Overall Rating Gold - expired
Overall Score 76.34
Liaison Elida Erickson
Submission Date March 1, 2019
Executive Letter Download

STARS v2.1

University of California, Santa Cruz
IN-24: Innovation A

Status Score Responsible Party
Complete 1.00 / 1.00 Ellen Vaughan
Water & Climate Action Manager
Sustainability Office
"---" indicates that no data was submitted for this field

Name or title of the innovative policy, practice, program, or outcome:
Cowell Food Hub (Food Security Program)

A brief description of the innovative policy, practice, program, or outcome that outlines how credit criteria are met and any positive measurable outcomes associated with the innovation:
The Cowell Coffee Shop for the Peoples—an innovative nontransactional food store and cafe designed to address food access issues for the student population.

The cafe located at Cowell College opened on Nov. 7, 2018 and offers free coffee, prepared meals, a juicing station and pastries to provide low income students with healthy options and alleviate stressors related to feeding themselves, which can ultimately have detrimental effects on their academic pursuits.

“Food and housing are the biggest costs for students while at UCSC,” said Tim Galarneau, the Community Engaged Education Coordinator at the Center for Agroecology and Sustainable Food Systems. “We’ve found that since students were given the option to opt-out of meal plans many of them will skip meals, eat less or run out of food in an attempt to save costs. This ultimately harms their quality of life and prospects for academic success.”

Because of the extreme housing costs in Santa Cruz, students living both off and on campus need about $34,000 per year.
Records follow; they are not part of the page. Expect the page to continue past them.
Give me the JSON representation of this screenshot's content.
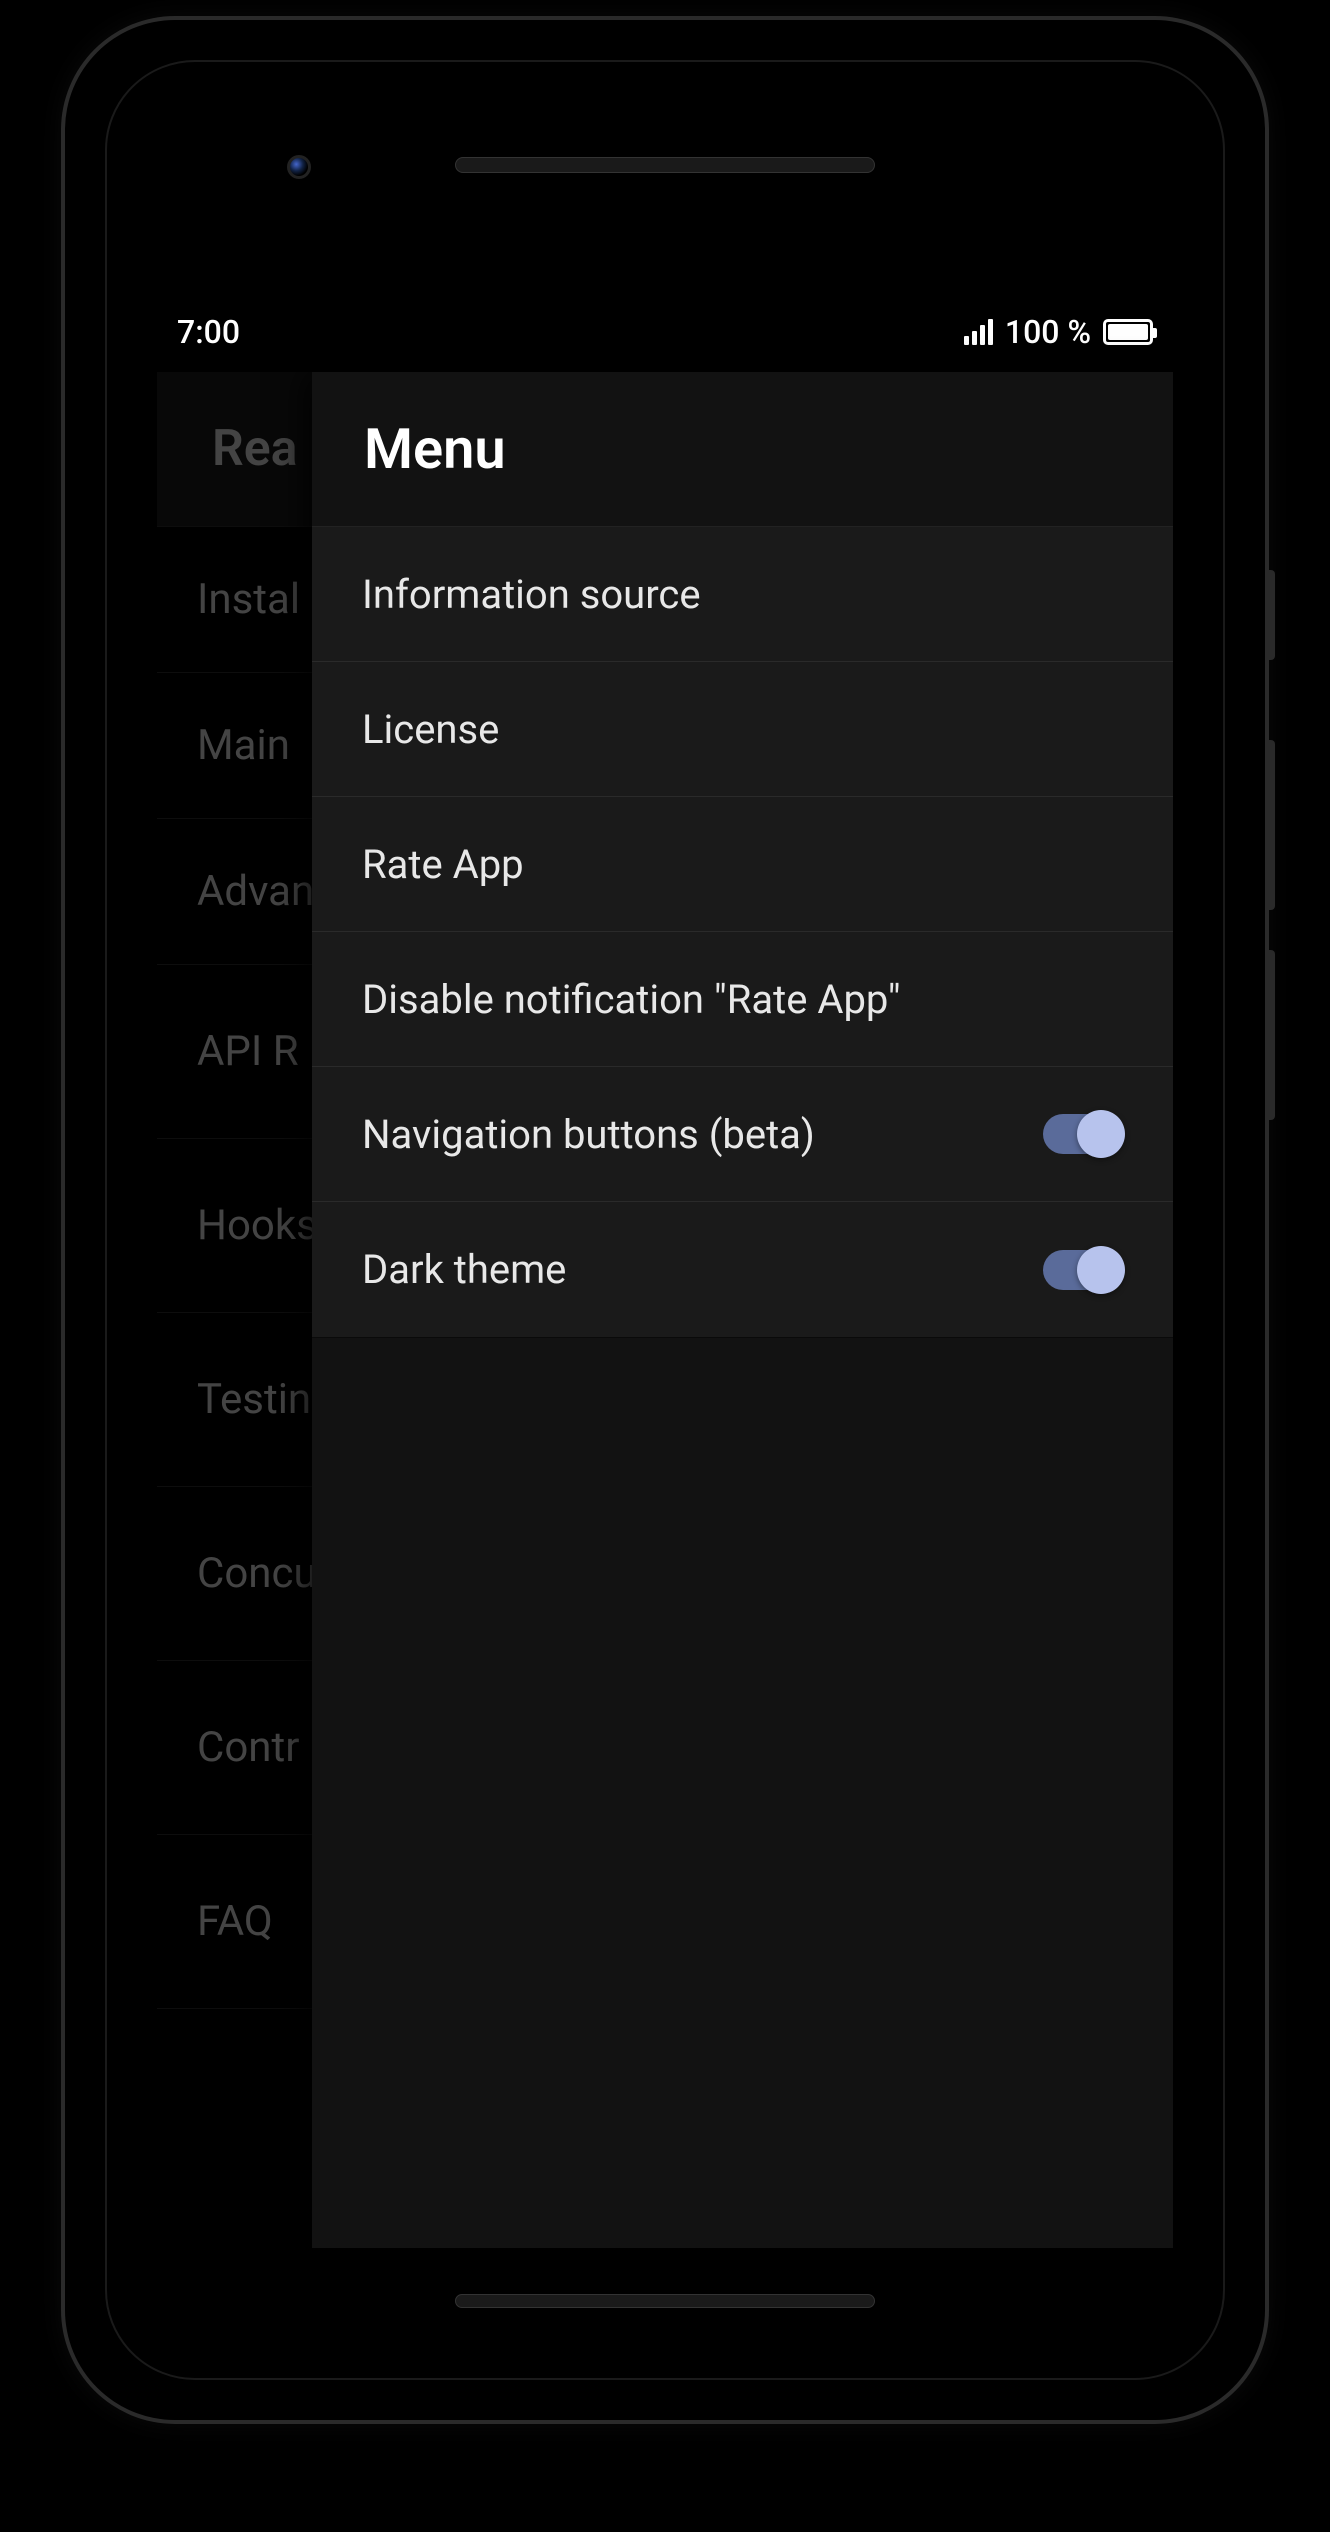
{
  "status": {
    "time": "7:00",
    "battery_text": "100 %"
  },
  "background": {
    "title": "Rea",
    "items": [
      "Instal",
      "Main",
      "Advan",
      "API R",
      "Hooks",
      "Testin",
      "Concu",
      "Contr",
      "FAQ"
    ]
  },
  "drawer": {
    "title": "Menu",
    "items": [
      {
        "label": "Information source",
        "type": "link"
      },
      {
        "label": "License",
        "type": "link"
      },
      {
        "label": "Rate App",
        "type": "link"
      },
      {
        "label": "Disable notification \"Rate App\"",
        "type": "link"
      },
      {
        "label": "Navigation buttons (beta)",
        "type": "toggle",
        "on": true
      },
      {
        "label": "Dark theme",
        "type": "toggle",
        "on": true
      }
    ]
  }
}
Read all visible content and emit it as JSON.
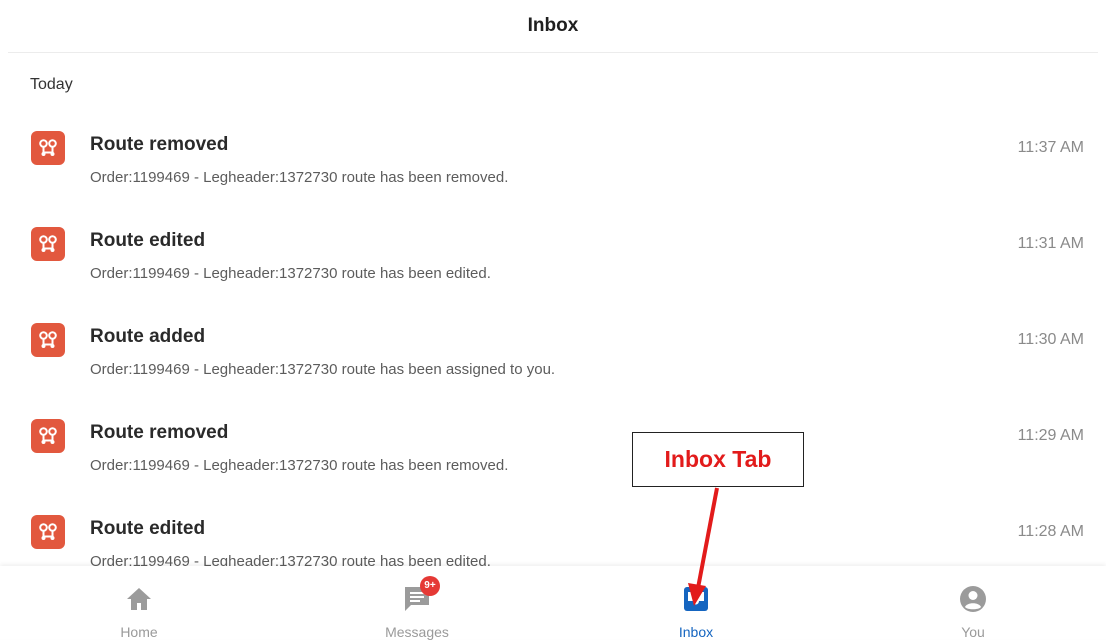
{
  "header": {
    "title": "Inbox"
  },
  "section": {
    "label": "Today"
  },
  "notifications": [
    {
      "title": "Route removed",
      "body": "Order:1199469 - Legheader:1372730 route has been removed.",
      "time": "11:37 AM",
      "icon": "route-icon"
    },
    {
      "title": "Route edited",
      "body": "Order:1199469 - Legheader:1372730 route has been edited.",
      "time": "11:31 AM",
      "icon": "route-icon"
    },
    {
      "title": "Route added",
      "body": "Order:1199469 - Legheader:1372730 route has been assigned to you.",
      "time": "11:30 AM",
      "icon": "route-icon"
    },
    {
      "title": "Route removed",
      "body": "Order:1199469 - Legheader:1372730 route has been removed.",
      "time": "11:29 AM",
      "icon": "route-icon"
    },
    {
      "title": "Route edited",
      "body": "Order:1199469 - Legheader:1372730 route has been edited.",
      "time": "11:28 AM",
      "icon": "route-icon"
    }
  ],
  "tabs": [
    {
      "label": "Home",
      "icon": "home-icon",
      "active": false
    },
    {
      "label": "Messages",
      "icon": "messages-icon",
      "badge": "9+",
      "active": false
    },
    {
      "label": "Inbox",
      "icon": "inbox-icon",
      "active": true
    },
    {
      "label": "You",
      "icon": "account-icon",
      "active": false
    }
  ],
  "annotation": {
    "label": "Inbox Tab"
  },
  "colors": {
    "accent": "#1565c0",
    "icon_bg": "#e2583e",
    "badge": "#e53935",
    "annotation": "#e21b1b"
  }
}
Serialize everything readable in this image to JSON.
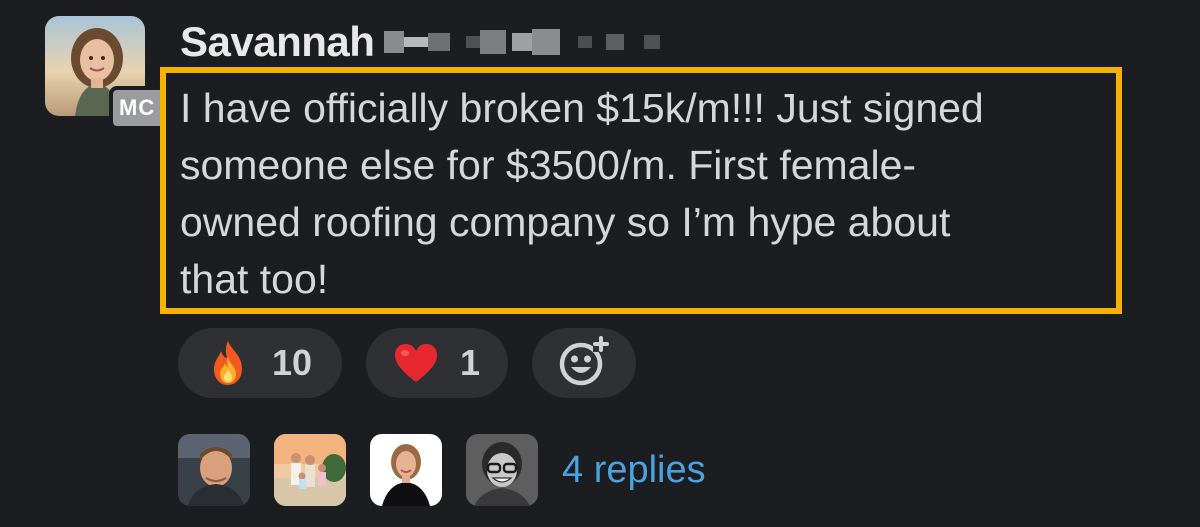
{
  "message": {
    "sender_name": "Savannah",
    "org_badge": "MC",
    "text": "I have officially broken $15k/m!!! Just signed\nsomeone else for $3500/m. First female-\nowned roofing company so I’m hype about\nthat too!",
    "highlight_color": "#f5b301"
  },
  "reactions": [
    {
      "icon": "fire-emoji",
      "count": "10"
    },
    {
      "icon": "red-heart-emoji",
      "count": "1"
    },
    {
      "icon": "add-reaction-icon"
    }
  ],
  "thread": {
    "replies_label": "4 replies",
    "link_color": "#4aa3df"
  }
}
Some students attempting to get by with less will make cuts in their food budget.

Galarneau and others participated in the 2016 Global Food Initiative—a survey of approximately 63,000 students across the UC system, which found that 44 percent of undergraduates and 26 percent of graduate students had experienced food insecurity at some point during their collegiate stint.

Specific to UCSC, the initiative interviewed 605 students and found that 57 percent reporting experiencing low and very low food security, which includes running out of food, skipping meals, and eating less than required due to financial pressures.

“While we cannot solve structural inequality in the UC alone, we can introduce interventions that support greater student food security and success,” Galarneau said.

Cowell's Coffee Shop was created to innovatively address this pressing social justice concern.

The shop, along with giving students access to meals and pastries, also runs workshops about food preparation, knife use, and other skills necessary for students to feed themselves as many of them grapple with the experience of being on their own for the first time.

The cafe is 100 percent student run, with 12 students taking part of the leadership team, while four others develop the programing which includes workshops but also links to financial aid, housing help and statewide programs like CalFresh (http://www.cdss.ca.gov/food-nutrition/calfresh).

One of the most effective aspects of the coffee shop is how it does not require students to sign up or qualify to use the cafe, a requirement that could potentially carry a stigma that can chase students away.

For the coffee shop, students simply have to swipe their ID card, which also helps Galarneau and others compile statistics regarding the who uses the cafe, how often and other similar metrics that can help the administration better tailor their services to a dynamic student population.

The cafe is also partnering with the Dean of Students Slug Support food pantry to make sure that students not only have access to meals, coffee, tea and pastries through the cafe, but can find canned goods and fresh organic, student grown produce from the CASFS farm to take back to on or off campus housing.

“We have a ‘take what you need’ policy,” said Remy Stewart, who works in the pantry on behalf of the university. “We have so many students coming here, I think there is no longer any illusions about how severe a problem it is.”

Much of the produce is provided by UC Farm and Garden and the Second Harvest Food Bank provides much of the canned goods and other items available at both the cafe and the pantry.

“We want to let people know that access to food and access to good quality food is a basic human right,” said Walker.

Which of the following impact areas does the innovation most closely relate to? (select up to three):
Food & Dining
Diversity & Affordability
Wellbeing & Work

A letter of affirmation from an individual with relevant expertise or a press release or publication featuring the innovation :

The website URL where information about the innovation is available :
Additional documentation to support the submission:

Data source(s) and notes about the submission:

The information presented here is self-reported. While AASHE staff review portions of all STARS reports and institutions are welcome to seek additional forms of review, the data in STARS reports are not verified by AASHE. If you believe any of this information is erroneous or inconsistent with credit criteria, please review the process for inquiring about the information reported by an institution or simply email your inquiry to stars@aashe.org.